Book Review
The Story of Foster Care, Volume One

by Jeanne Preisler •

I initially purchased the book The Story of Foster Care Volume One by Empty Frames Initiative because of its North Carolina connection. Three of the authors were involved with the North Carolina Child Welfare Family Advisory Council and I wanted to honor them by purchasing their work. Little did I know when the book arrived a short time later just how impactful it would be. The Story of Foster Care is a unique compilation of photos, stories, poems, and quotes beautifully woven together to illustrate “the complex nature of the United States foster care system.”

Part of the book’s success is that it highlights diverse perspectives, including those of former foster youth, social workers, and foster parents. It is not for the squeamish. The first page holds a content warning: “mature content, discretion is advised.” But to authentically discuss the experience of foster care we have to hear the stories, and some of those are heartbreaking.

The book sprang out of “Storytelling Through Photography,” an Empty Frames Initiative curriculum about helping empower youth as they age out of foster care. Believing that each individual story is important, the Empty Frames Initiative team has created a truly special book. Not only did the book aid in the healing of the authors involved, but it holds enormous value as an educational tool for the child welfare community.

This book is especially timely for the theme of this issue of Fostering Perspectives: “resource parents supporting permanence.” How can we expect to truly support permanence without fully understanding all the dimensions of foster care? In the excerpt below, Sarah Chambers describes her foster mom as a “breath of restorative air,” who showed her she was “worthy of time and healing.” Is that not what supporting permanence is all about? Restoration through our time and allowing the love for the youth to prevail no matter what.

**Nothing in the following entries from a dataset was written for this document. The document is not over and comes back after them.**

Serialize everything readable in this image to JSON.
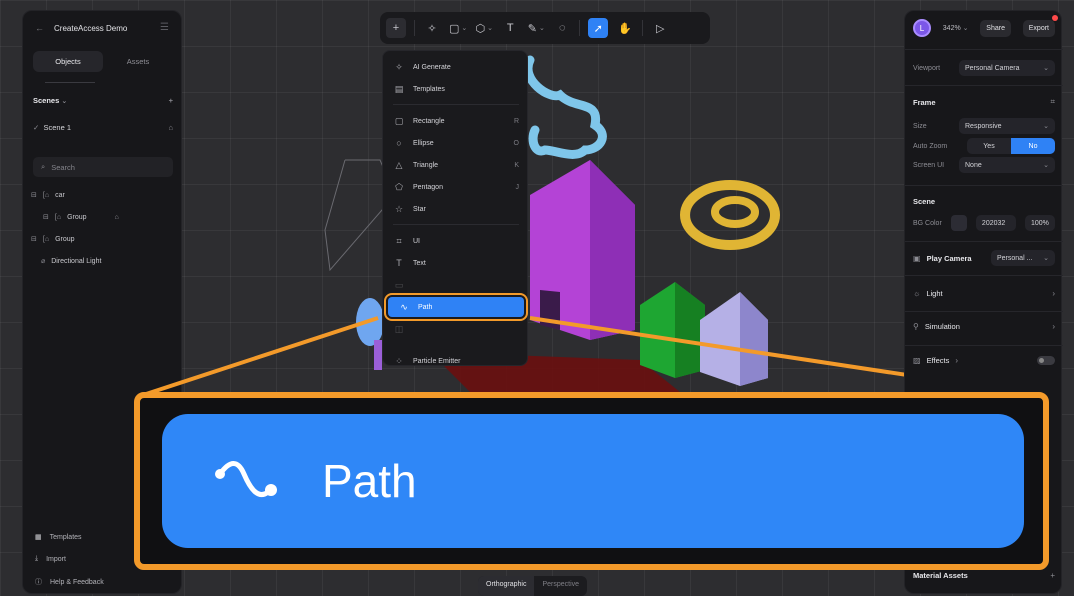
{
  "app": {
    "project_title": "CreateAccess Demo"
  },
  "left_panel": {
    "tabs": [
      {
        "label": "Objects"
      },
      {
        "label": "Assets"
      }
    ],
    "scenes_header": "Scenes",
    "scene_name": "Scene 1",
    "search_placeholder": "Search",
    "tree": [
      {
        "label": "car"
      },
      {
        "label": "Group"
      },
      {
        "label": "Group"
      },
      {
        "label": "Directional Light"
      }
    ],
    "bottom_links": [
      {
        "label": "Templates"
      },
      {
        "label": "Import"
      },
      {
        "label": "Help & Feedback"
      }
    ]
  },
  "add_menu": {
    "items": [
      {
        "label": "AI Generate",
        "icon": "sparkle-icon"
      },
      {
        "label": "Templates",
        "icon": "template-icon"
      },
      {
        "label": "Rectangle",
        "key": "R",
        "icon": "square-icon"
      },
      {
        "label": "Ellipse",
        "key": "O",
        "icon": "circle-icon"
      },
      {
        "label": "Triangle",
        "key": "K",
        "icon": "triangle-icon"
      },
      {
        "label": "Pentagon",
        "key": "J",
        "icon": "pentagon-icon"
      },
      {
        "label": "Star",
        "icon": "star-icon"
      },
      {
        "label": "UI",
        "icon": "ui-icon"
      },
      {
        "label": "Text",
        "icon": "text-icon"
      },
      {
        "label": "Path",
        "icon": "path-icon"
      },
      {
        "label": "Particle Emitter",
        "icon": "particles-icon"
      }
    ]
  },
  "right_panel": {
    "avatar_initial": "L",
    "zoom": "342%",
    "share_label": "Share",
    "export_label": "Export",
    "viewport_label": "Viewport",
    "viewport_value": "Personal Camera",
    "frame_heading": "Frame",
    "size_label": "Size",
    "size_value": "Responsive",
    "auto_zoom_label": "Auto Zoom",
    "auto_zoom_yes": "Yes",
    "auto_zoom_no": "No",
    "screen_ui_label": "Screen UI",
    "screen_ui_value": "None",
    "scene_heading": "Scene",
    "bg_color_label": "BG Color",
    "bg_color_hex": "202032",
    "bg_color_opacity": "100%",
    "play_camera_label": "Play Camera",
    "play_camera_value": "Personal ...",
    "light_label": "Light",
    "simulation_label": "Simulation",
    "effects_label": "Effects",
    "material_assets_label": "Material Assets"
  },
  "view_toggle": {
    "orthographic": "Orthographic",
    "perspective": "Perspective"
  },
  "callout": {
    "label": "Path"
  },
  "colors": {
    "accent": "#2f82f5",
    "highlight_border": "#f39a2a",
    "panel": "#17171a"
  }
}
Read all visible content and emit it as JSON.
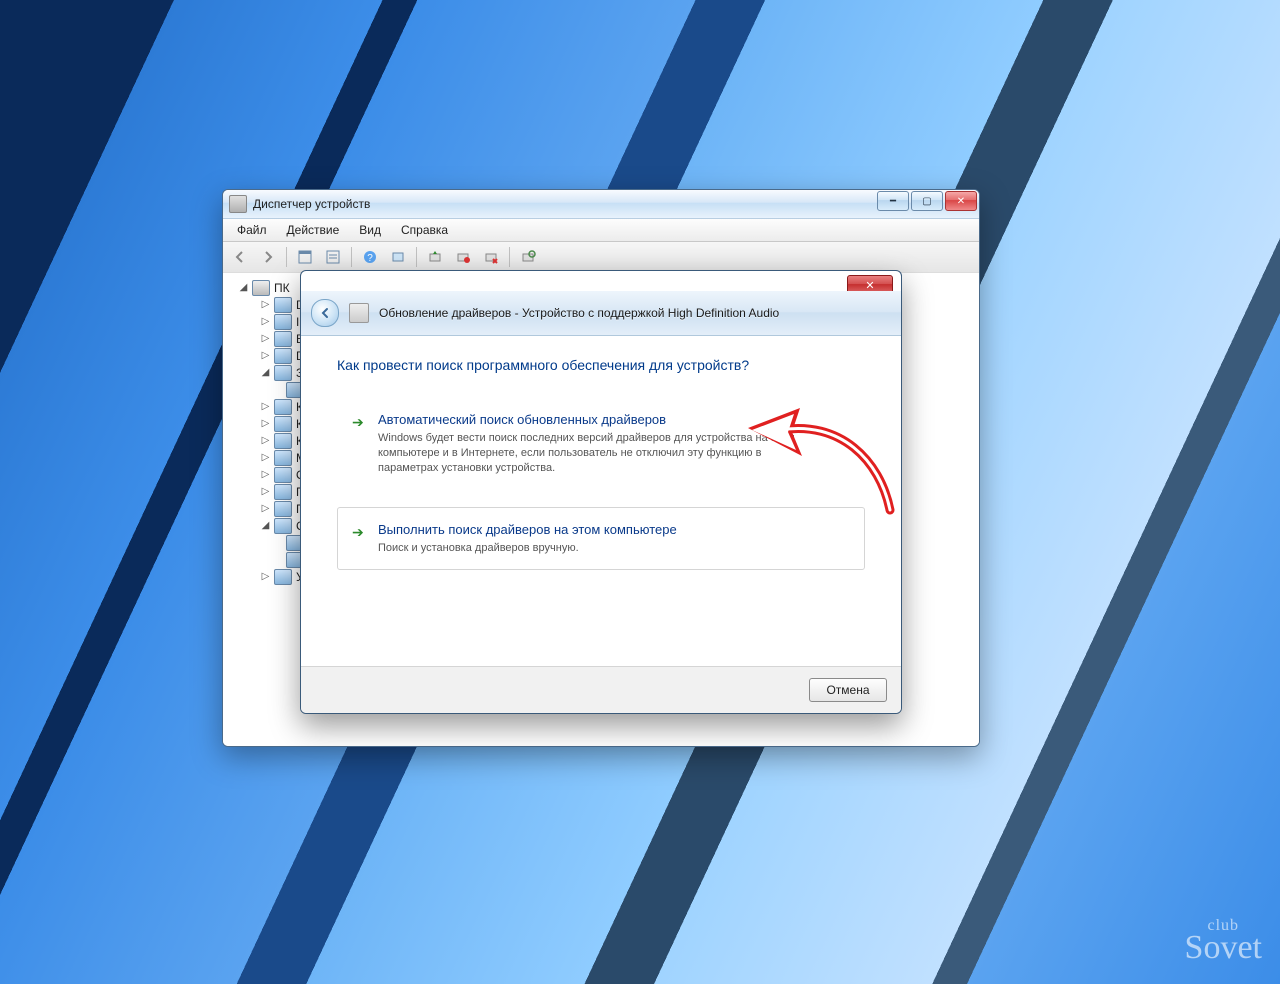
{
  "devmgr": {
    "title": "Диспетчер устройств",
    "menus": {
      "file": "Файл",
      "action": "Действие",
      "view": "Вид",
      "help": "Справка"
    },
    "tree": {
      "root": "ПК",
      "items": [
        "D",
        "ID",
        "B",
        "D",
        "З",
        "",
        "К",
        "К",
        "К",
        "М",
        "О",
        "П",
        "П",
        "С",
        "",
        "",
        "У"
      ]
    }
  },
  "dialog": {
    "title": "Обновление драйверов - Устройство с поддержкой High Definition Audio",
    "heading": "Как провести поиск программного обеспечения для устройств?",
    "option1": {
      "title": "Автоматический поиск обновленных драйверов",
      "desc": "Windows будет вести поиск последних версий драйверов для устройства на этом компьютере и в Интернете, если пользователь не отключил эту функцию в параметрах установки устройства."
    },
    "option2": {
      "title": "Выполнить поиск драйверов на этом компьютере",
      "desc": "Поиск и установка драйверов вручную."
    },
    "cancel": "Отмена"
  },
  "watermark": {
    "small": "club",
    "big": "Sovet"
  }
}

For anyone looking for a new book club option, a small group discussion within your faith community, or topics to discuss at your next foster/adoptive support group meeting, I recommend this book. Not only will you have plenty to discuss, you’ll get tangible ideas on how to take action after reading it.

Respite for My Soul

by Sarah Chambers

At 16, I went to live with my foster mom Chris after being released from juvenile detention. I had spent years running away in search of change. I’ve described Chris as a breath of restorative air, air which I had been gasping for my whole life. And then one day like an answer to a prayer that I had almost let go …there she was, a stranger opening her home to me despite knowing my chaos.

Chris wasn’t an especially emotional woman, she passed the time with me playing cards, at times validated my past hurts which I only spoke of when prompted, she gave me quiet comfort and a stability I had never known.

I know what created a shift in me; it was how she invested time in me. I vividly remember her glancing at her clock, preparing to take me to visitation, medical appointments, counseling, social activities. Her actions showed me I was worthy of time and healing.

Today, her clock hangs in my home, reminding me to be conscious of what I choose to spend time in; it is our most worthy resource.

From “The Story of Foster Care Volume One” by Empty Frames Initiative